Reginald Jones. Officer Jones testified that he conducted the
August 31 search of the Crown Victoria and recovered the .38
revolver from the vehicle. Upon identification by Officer
Jones, the "black, snub nose .38 with a brown wooden
handle[, ]" was admitted into evidence as State's
Exhibit 20 without objection from Appellant.
March 24, 2014, Baltimore City Crime Lab technician Jennifer
Ingbretson testified that she compared DNA swabs from both
Appellant and Derrick Toomer to DNA swabs collected from the
vehicle in which Mr. Hall was killed and from Mr. Hall's
clothing. Her analysis identified Appellant as a contributor
to a DNA sample collected from the steering wheel. Ms.
Ingbretson also testified that Appellant could not be
excluded as a contributor to samples taken from "the
pockets and adjacent areas of [Mr. Hall's] jeans."
same day, Baltimore City Firearms Examiner, Christopher
Faber, testified that he was asked to compare the .38
revolver found in the burgundy Crown Victoria to the two lead
bullets recovered from Mr. Hall's body.

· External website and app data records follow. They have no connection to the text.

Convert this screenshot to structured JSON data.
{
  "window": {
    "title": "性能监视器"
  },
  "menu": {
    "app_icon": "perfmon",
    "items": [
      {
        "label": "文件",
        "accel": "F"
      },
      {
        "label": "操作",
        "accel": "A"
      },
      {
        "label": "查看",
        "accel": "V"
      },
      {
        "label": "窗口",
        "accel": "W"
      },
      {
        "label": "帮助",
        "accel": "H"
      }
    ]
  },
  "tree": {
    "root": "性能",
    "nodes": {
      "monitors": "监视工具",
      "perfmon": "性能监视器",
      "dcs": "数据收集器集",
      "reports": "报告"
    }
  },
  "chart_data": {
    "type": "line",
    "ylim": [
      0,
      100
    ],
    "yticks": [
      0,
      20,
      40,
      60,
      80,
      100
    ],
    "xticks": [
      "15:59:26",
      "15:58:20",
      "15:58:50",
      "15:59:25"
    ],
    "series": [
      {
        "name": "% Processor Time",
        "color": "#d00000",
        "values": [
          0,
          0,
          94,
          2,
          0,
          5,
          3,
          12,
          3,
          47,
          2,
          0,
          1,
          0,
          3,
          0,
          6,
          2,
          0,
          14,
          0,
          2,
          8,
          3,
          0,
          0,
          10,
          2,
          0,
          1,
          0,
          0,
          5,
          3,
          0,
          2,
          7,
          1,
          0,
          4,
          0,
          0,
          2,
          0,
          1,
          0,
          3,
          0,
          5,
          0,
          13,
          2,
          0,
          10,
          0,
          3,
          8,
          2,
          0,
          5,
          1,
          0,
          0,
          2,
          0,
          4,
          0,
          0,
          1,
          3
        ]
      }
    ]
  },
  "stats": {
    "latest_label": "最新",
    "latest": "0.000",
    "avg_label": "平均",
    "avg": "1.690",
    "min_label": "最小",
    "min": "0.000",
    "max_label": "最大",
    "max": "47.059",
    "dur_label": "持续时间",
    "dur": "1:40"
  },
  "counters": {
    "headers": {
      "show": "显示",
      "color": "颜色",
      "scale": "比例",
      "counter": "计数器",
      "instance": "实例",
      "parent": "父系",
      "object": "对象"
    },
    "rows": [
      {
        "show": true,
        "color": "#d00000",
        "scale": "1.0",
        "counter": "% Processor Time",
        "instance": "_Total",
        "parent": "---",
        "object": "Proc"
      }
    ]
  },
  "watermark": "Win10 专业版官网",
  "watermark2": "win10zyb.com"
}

Mr. Faber
testified that both bullets were of the .38/.357 caliber
class and, although he was unable to determine whether the
bullets were fired from the same gun, that the two "bear
the same class characteristics." Similarly, Mr. Faber
was unable to determine definitively whether the two bullets
were fired with the .38 revolver in this case. However, he
indicated that the rifling in the revolver barrel had "6
lands and grooves on a left hand twist" and that the
dimensions between the lands and grooves "were almost
exactly the same as [the markings on] the bullets."
Moran narrated as the security footage from the KIPP Academy
parking lot was played for the jury. He described the
relevant portion of the security footage, beginning at
approximately 8:30 p.m. on July 29, 2013 when "a dark
color four door vehicle pulls up, [and] backs into a spot in
the same parking lot where Mr. Hall [wa]s found." His
narration highlighted the moment when Mr. Hall's Ford
Expedition pulled into the parking lot and a person from the
other vehicle sat in the vehicle with Mr. Hall. After a few
minutes, passed Det. Moran instructed:
If you could just pay attention to the door of the
driver's side vehicle. The body falls out. The door opens
up and the body falls out of the vehicle.
The individual walks around the back of the vehicle. See the
lights on the bottom here?
The individual is standing next to the body. Still standing.
The individual now bends over.
Still bent over. Now kneels down.
The individual stands up. The door opens. See the lights? He
gets in. The door shuts. The brake lights come on. He backs
up. He leaves the parking lot. Mr. Hall is still on the
Codefendant's Refusal to Testify
March 25, 2014, the State sought to call codefendant Derrick
Toomer as a witness. Toomer had already been convicted of
Hall's murder, and his case was on appeal. Toomer's
counsel, Celia A. Davis, would later explain during a
post-trial motions hearing that on the fourth day of trial,
March 24, 2014, "after 5:00 p.m. [she] received a phone
call from [the prosecutor] indicating that he wanted to speak
to Mr. Toomer, [her] client, about his testimony in
[Appellant's] murder case." Ms. Davis testified that
she then spoke with her client via video conference and
arranged to speak to him again ...